TASK DETAILS: Find and copy every line in the records that includes the string "true".

RECORDS FOR THIS EXERCISE:
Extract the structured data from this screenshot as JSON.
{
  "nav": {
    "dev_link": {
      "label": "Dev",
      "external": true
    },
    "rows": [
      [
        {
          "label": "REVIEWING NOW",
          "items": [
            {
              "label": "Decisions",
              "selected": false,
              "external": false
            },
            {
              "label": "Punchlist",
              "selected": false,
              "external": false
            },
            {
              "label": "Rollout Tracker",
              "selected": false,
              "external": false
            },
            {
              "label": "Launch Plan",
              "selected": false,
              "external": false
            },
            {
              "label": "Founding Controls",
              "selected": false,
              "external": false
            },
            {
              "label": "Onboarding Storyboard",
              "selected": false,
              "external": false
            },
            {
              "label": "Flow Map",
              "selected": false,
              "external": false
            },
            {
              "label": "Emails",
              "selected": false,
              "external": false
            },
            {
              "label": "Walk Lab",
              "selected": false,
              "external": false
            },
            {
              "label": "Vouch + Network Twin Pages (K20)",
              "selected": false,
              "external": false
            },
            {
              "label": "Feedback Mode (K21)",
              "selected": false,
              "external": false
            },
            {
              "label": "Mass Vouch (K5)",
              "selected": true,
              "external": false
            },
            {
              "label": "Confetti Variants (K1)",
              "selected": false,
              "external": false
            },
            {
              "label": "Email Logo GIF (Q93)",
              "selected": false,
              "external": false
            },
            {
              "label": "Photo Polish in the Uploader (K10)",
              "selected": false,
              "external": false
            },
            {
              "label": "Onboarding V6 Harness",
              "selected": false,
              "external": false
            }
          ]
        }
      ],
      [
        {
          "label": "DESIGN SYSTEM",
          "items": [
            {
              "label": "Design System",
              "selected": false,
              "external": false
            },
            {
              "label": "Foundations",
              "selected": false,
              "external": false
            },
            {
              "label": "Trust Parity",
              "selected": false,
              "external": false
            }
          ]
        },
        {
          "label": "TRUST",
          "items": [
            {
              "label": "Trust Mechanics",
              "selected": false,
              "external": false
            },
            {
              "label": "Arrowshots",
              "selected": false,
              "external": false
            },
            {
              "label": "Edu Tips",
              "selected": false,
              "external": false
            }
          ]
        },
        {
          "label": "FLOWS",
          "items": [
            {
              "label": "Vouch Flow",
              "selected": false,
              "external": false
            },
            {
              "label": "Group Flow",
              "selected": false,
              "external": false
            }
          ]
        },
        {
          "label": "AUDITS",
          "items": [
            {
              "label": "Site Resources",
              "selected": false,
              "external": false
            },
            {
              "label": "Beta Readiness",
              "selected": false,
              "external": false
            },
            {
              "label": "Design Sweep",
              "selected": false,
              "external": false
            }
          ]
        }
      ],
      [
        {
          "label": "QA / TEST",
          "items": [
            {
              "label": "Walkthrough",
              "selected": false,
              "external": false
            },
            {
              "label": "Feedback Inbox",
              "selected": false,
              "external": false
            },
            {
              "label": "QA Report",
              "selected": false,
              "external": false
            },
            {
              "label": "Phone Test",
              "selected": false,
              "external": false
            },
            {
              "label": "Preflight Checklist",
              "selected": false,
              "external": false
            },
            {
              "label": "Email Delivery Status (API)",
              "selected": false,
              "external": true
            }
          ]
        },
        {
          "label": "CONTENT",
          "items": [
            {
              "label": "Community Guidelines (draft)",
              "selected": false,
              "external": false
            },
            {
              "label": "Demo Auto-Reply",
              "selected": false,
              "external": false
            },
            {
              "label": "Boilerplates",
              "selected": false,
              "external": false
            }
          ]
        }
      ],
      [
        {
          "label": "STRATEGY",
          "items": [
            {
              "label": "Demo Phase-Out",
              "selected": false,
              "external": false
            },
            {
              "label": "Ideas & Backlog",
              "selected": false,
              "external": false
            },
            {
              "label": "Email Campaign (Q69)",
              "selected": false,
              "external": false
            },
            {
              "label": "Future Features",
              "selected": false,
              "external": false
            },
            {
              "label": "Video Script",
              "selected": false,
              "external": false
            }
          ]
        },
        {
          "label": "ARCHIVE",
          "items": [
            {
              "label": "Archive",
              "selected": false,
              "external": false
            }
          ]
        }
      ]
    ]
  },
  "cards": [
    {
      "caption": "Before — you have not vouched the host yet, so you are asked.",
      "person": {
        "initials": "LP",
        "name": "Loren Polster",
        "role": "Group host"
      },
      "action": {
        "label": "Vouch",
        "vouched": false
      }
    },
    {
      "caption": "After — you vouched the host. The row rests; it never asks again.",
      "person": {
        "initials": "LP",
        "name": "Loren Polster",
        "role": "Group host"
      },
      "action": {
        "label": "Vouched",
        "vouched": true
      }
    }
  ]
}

ANSWER BOX:
      "external": true
              "selected": true,
              "external": true
        "vouched": true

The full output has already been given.